Crofton Stool: Upholstered
With its seat clad in sleek leather, Crofton adds an individualized take to its sustainably minded construction. For Copenhagen's Please Wait to be Seated, designer Daniel Schofield specifies locally sourced Nordic pine, a once-commonplace stalwart of Danish furnishings that is also fast-growing and regularly replanted. With the graceful beauty of its wood grain and a choice of appealing subtle finishes, Daniel named it for his own London neighborhood, Crofton Park.
17.7" h x 16.9" w x 9.8" d (45x43x25cm)
Stained ash, powder-coated steel
- Group 4: Ultra leather
- Group 5: Spectrum leather, Savanne leather, Dunes leather
- COM and COL available on request
Please Wait to be Seated

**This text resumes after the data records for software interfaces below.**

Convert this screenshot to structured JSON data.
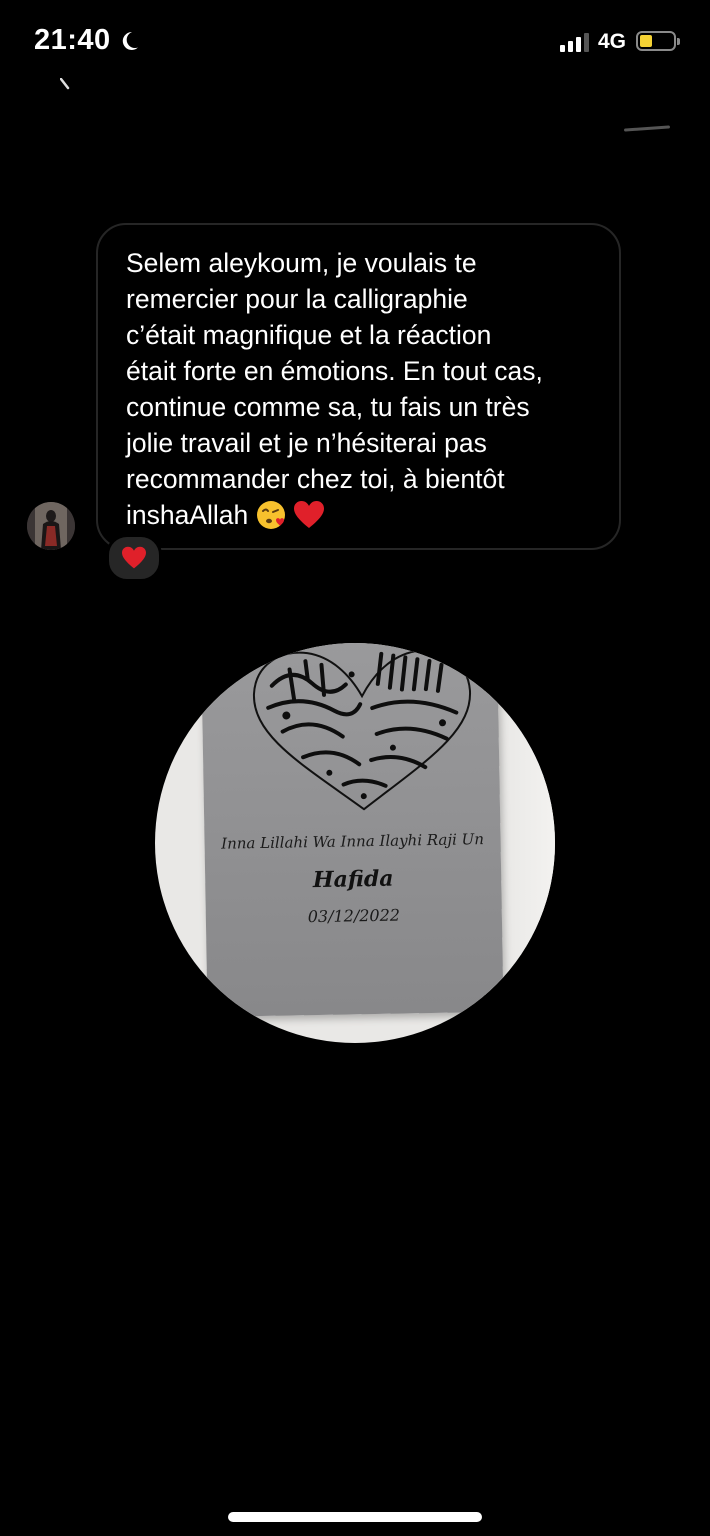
{
  "status_bar": {
    "time": "21:40",
    "network": "4G",
    "battery_level": 0.3,
    "battery_color": "#f4d234"
  },
  "message": {
    "text": "Selem aleykoum, je voulais te\nremercier pour la calligraphie\nc’était magnifique et la réaction\nétait forte en émotions. En tout cas,\ncontinue comme sa, tu fais un très\njolie travail et je n’hésiterai pas\nrecommander chez toi, à bientôt\ninshaAllah",
    "emojis": [
      "face-blowing-kiss",
      "red-heart"
    ],
    "reaction": "red-heart"
  },
  "photo": {
    "line1": "Inna Lillahi Wa Inna Ilayhi Raji Un",
    "name": "Hafida",
    "date": "03/12/2022"
  },
  "colors": {
    "background": "#000000",
    "bubble_border": "#262626",
    "reaction_bg": "#262626",
    "heart": "#e0202a"
  }
}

Please Wait to be Seated creative director Thomas Ibsen went from taking pictures of rooms to producing the Danish brand’s often bold and imaginative furniture to filling them. Thomas shifted from a career in fashion to interiors for London’s Wallpaper magazine, as well as design houses Gubi, Hay and Muuto. In 2014, he started PWTBS, launching the brand's collection from a consortium of designers the next year. Longtime design industry executive and board member Peter Mahler Sørensen joined the company as CEO and co-owner in 2016, and Thomas continues his focus on product development.

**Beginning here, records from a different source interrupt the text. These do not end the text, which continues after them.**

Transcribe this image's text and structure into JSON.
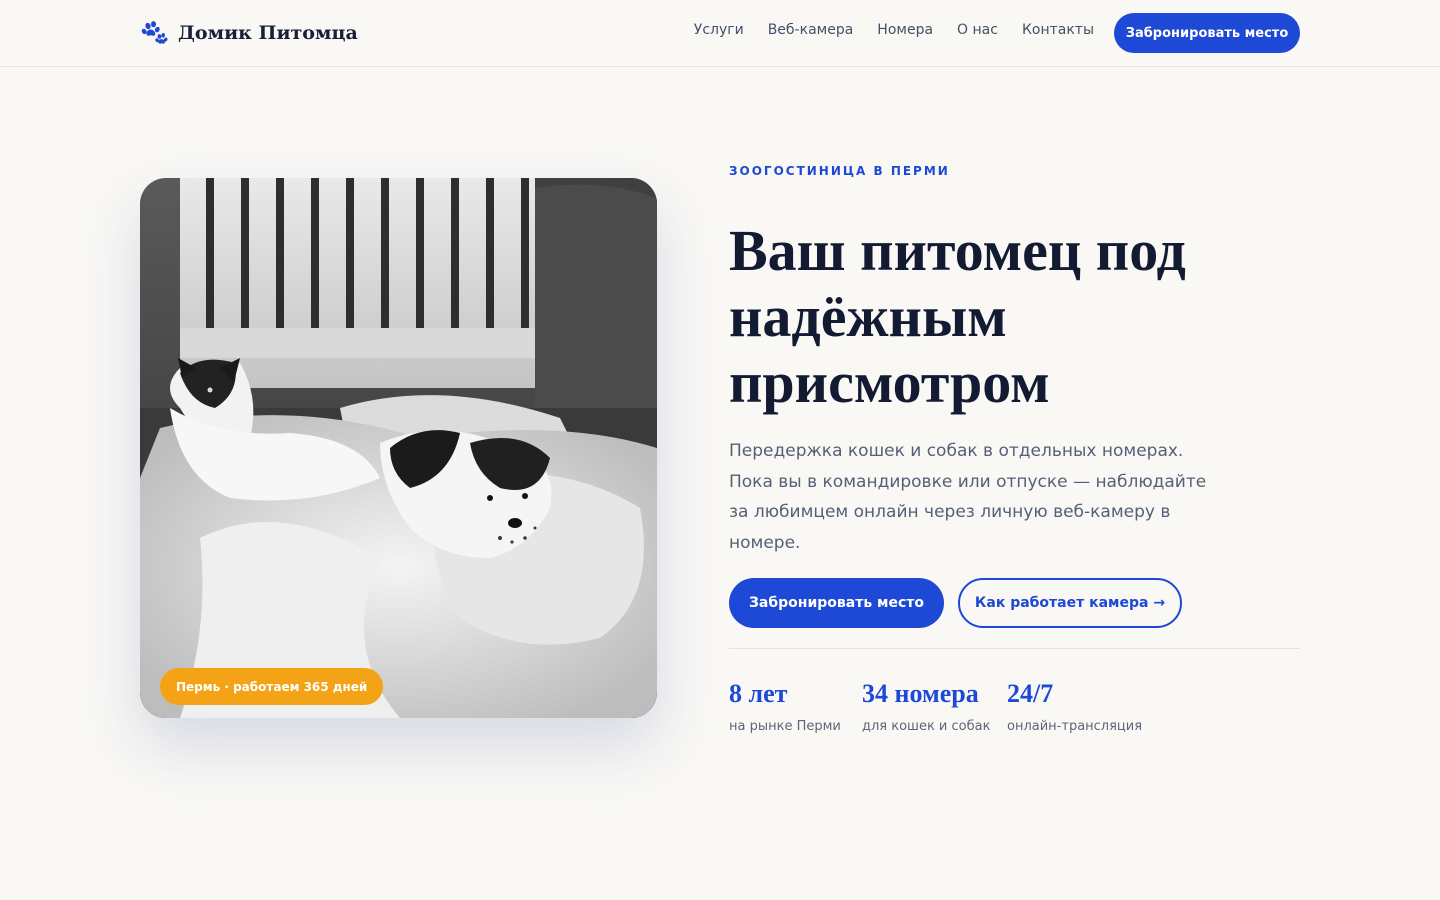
{
  "header": {
    "logo_text": "Домик Питомца",
    "nav": [
      "Услуги",
      "Веб-камера",
      "Номера",
      "О нас",
      "Контакты"
    ],
    "cta_label": "Забронировать место"
  },
  "hero": {
    "image_badge": "Пермь · работаем 365 дней",
    "eyebrow": "ЗООГОСТИНИЦА В ПЕРМИ",
    "headline": "Ваш питомец под надёжным присмотром",
    "lead": "Передержка кошек и собак в отдельных номерах. Пока вы в командировке или отпуске — наблюдайте за любимцем онлайн через личную веб-камеру в номере.",
    "primary_button": "Забронировать место",
    "secondary_button": "Как работает камера →",
    "stats": [
      {
        "value": "8 лет",
        "label": "на рынке Перми"
      },
      {
        "value": "34 номера",
        "label": "для кошек и собак"
      },
      {
        "value": "24/7",
        "label": "онлайн-трансляция"
      }
    ]
  },
  "colors": {
    "accent": "#1e48d6",
    "badge": "#f5a316",
    "background": "#f9f8f5",
    "heading": "#131b33"
  },
  "icons": {
    "logo": "paw-icon"
  }
}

With an eye to creating a new generation of modernist classics that defy easy characterization, the brand’s very name reflects a blend of politesse and practicalness along with startling originality and a sense of humor. Often exhibiting a graphic silhouette grounded in Thomas’ photographic experience, the collection ranges from the spare luxury of Portuguese designer Rui Pereira and Japan's designer Ryosuke Fukusada’s Anza seating, to the showstopper Keystone lounger from Dutch designers Os & Oos and the Zen-infllected metal tray table from young Danish designer Laura Bilde. At the heart of each new fantastical product lies the question of sustainability and durability that also guides Thomas: Will this design, in its entirety, become a long-lasting object we someday can pass on to our children? We say, yes.